One of the challenges of academic research is the paperwork, and this week is no exception. Today alone saw me correcting proofs on a research manuscript, completing a research grant application, handling budgets and writing a progress report.
With all of that office work, you may wonder who actually runs the lab?
Well, many labs jokingly refer to the technicians as lab rats, in Teddy's Rat Lab, we have some literal LabRats (tm). No, that's not Speaker to Lab Animals over there to the right, no matter what Sarah Hoyt says.
Actually, he's just a cousin. You can tell because he's a white rat. The LabRats are "Rattus norvegicus", or Hooded Norway rats just like Ratley over there to the left. Ratley is the boss, and he's in charge of the mailbag. Right, Ratley?
Oh, yeah, right, they don't understand you.
Anyway, Ratley has also been keeping the lab running in my absence, assisted by Ratso, Ratface, Ratfink, YouDirtyRat and Nestor. Well, mostly helped. Ratface keeps getting his tail stuck in the doors.
The hardest part is keeping up with the mail. Last week Teddy's Rat Lab got two big questions that have been saved *especially* for this blog:
William asks: How can a sensory neuron respond to very low signals or even wavelengths that are larger than the cell itself?
Neil asks: Is there really such a thing as an automatic reaction or "muscle memory"?
Right., Ratley. He reminded me that there are two particular adaptations of visual and auditory neurons that handle just those problems asked by William. The outer segment of rod and cone cells in the retina have a membrane that folds over itself to pack lots of rhodopsin into a small space. In this manner, the light-sensitive cells of the retina *amplify* the signal in response to limited space. For auditory neurons, the neuron itself doesn't respond to the sound wavelength, but the long, tapering Basilar Membrane vibrates in response to sound. The membrane is long enough to respond to frequencies from 200-20,000 hz. In fact, different frequencies reach a maximum vibration at different points along the membrane, thus auditory neurons simply have to be organized according to *where* they connect along the length of the basilar membrane. The neuron itself doesn't have to respond to the wavelength of the sound, but merely to any vibration. All of the sorting of sound pitch and frequency is donw by the connections between neurons. We'll talk more about that in later blogs as we work our way through various systems of the brain.
Ratley also mentioned that I should not forget the guy with the big feet. I guess he means you, Neil, and the answer is yes, there is a special subset of memory commonly called "skill memory." While it might seem like a type of "reference memory" (that is memory of rules, skills, techniques, etc.) in fact it is not stored or processed through the same parts of the brain as other types of memory.

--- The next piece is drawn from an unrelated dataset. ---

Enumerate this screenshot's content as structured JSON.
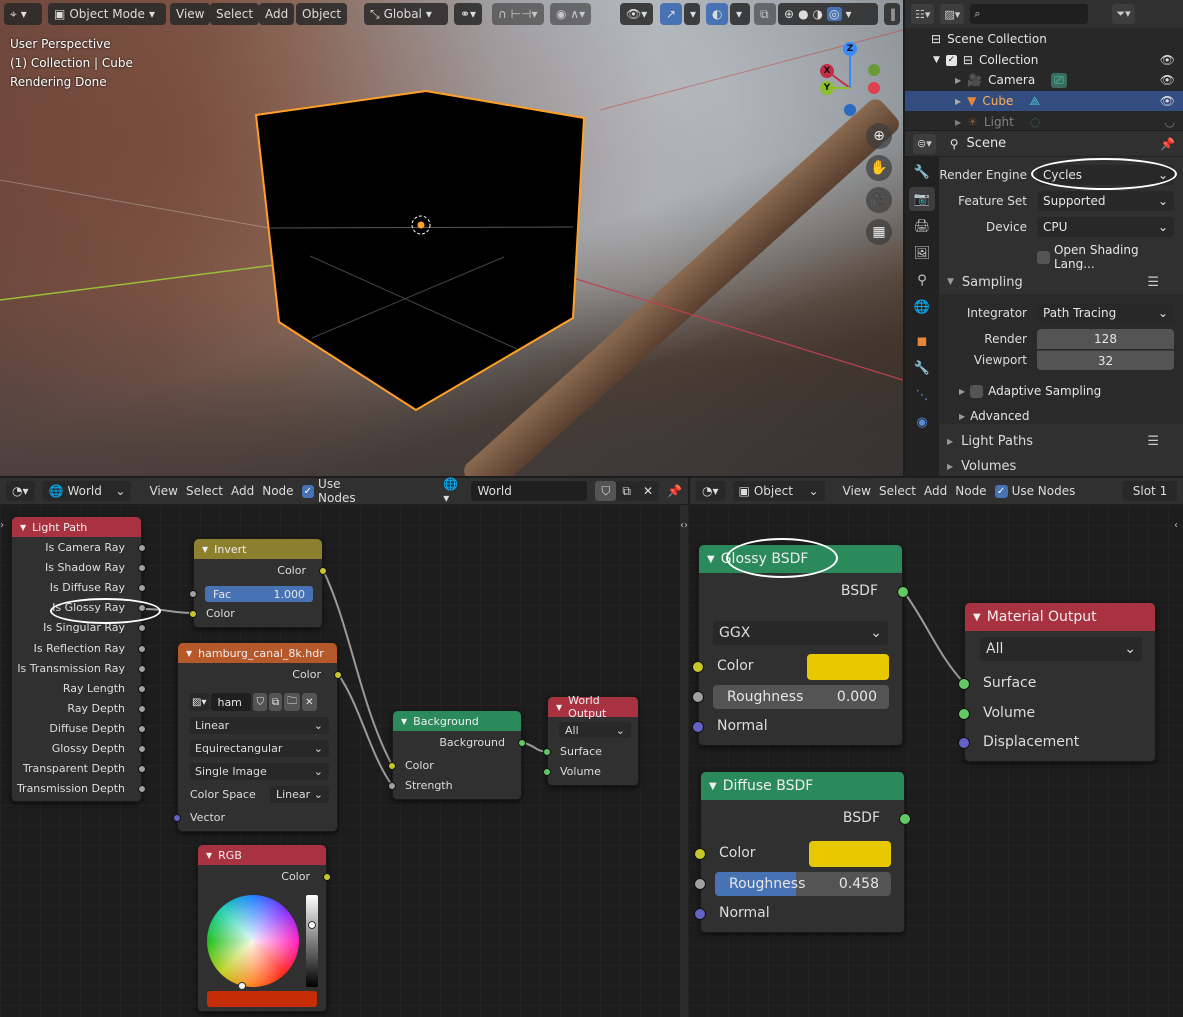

To further explain, I present the case of H.M. Back in the 50's, the patient known only by his initials, H.M., had epilepsy. It could not be controlled by the drugs of the time, but the brain area in which it originated could be located by electroencephalogram, EEG, the recording of brain electrical activity from the surface of the head. So the surgeon performed brain surgery and removed the critical area, the inside surface of the temporal lobe on both halves of the brain. In that region lies the hippocampus - essential to making and storing *new* memory. Like the man in the movie "Memento," H.M. was no longer able to store new memories, although he could easily recall memories from before his surgery. For instance, he would read a newspaper, put it down, pick it up 15 minutes later and read it again, never remembering that he had already read it. Yet, when given a game of skill (Towers of Hanoi - look it up, it's a fascinating game), he continually got better, until he could solve the puzzle perfectly every time. When asked, he would tell the doctors that he had never seen it before, and would be surprised at his own skill.
Neuroscientists now know that phsyical skills are processed through the cerebellum, caudate and putamen (and other subcortical structures) and do not require the *conscious* memory regions of the brain. Pretty neat stuff! So yes, there is "muscle memory" and it is every bit as automatic and mysterious as it seems.
So for now, keep those questions com....
... No, Ratface, watch where you put your...
...too late. I guess Ratley and I need to get back to the lab before Nestor makes an
Until next time...